▶ _What to do_
Return the lines below that carry the word "Standard".

Element data from apps and pages:

- - - -

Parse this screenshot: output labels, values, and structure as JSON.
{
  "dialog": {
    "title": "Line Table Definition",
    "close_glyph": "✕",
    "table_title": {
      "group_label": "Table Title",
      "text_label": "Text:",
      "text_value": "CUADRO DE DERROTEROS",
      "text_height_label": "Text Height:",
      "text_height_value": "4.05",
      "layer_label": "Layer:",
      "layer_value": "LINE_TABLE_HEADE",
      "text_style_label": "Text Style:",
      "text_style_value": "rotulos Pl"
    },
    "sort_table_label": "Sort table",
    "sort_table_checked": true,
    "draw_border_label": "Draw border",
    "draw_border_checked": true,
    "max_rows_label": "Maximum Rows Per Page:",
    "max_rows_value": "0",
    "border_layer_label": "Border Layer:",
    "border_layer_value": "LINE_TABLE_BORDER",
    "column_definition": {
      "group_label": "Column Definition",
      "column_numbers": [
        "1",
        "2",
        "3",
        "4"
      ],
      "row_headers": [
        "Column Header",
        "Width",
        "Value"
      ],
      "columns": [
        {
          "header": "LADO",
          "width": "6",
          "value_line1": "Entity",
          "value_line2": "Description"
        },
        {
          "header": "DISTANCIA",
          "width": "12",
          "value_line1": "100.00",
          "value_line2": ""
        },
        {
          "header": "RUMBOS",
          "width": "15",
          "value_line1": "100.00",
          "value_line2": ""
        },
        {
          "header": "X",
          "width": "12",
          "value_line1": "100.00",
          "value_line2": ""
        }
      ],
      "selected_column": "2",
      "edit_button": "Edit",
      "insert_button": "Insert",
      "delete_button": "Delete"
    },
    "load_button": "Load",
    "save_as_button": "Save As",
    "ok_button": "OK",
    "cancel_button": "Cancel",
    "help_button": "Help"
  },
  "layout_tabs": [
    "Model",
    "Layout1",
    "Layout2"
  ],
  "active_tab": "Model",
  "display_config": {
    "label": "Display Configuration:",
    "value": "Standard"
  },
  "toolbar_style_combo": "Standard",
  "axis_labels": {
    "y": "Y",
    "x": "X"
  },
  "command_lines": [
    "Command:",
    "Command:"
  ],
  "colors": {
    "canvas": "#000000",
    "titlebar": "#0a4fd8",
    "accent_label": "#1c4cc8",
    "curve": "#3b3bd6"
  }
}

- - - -

▶ _Solution for this problem_
    "value": "Standard"
  "toolbar_style_combo": "Standard",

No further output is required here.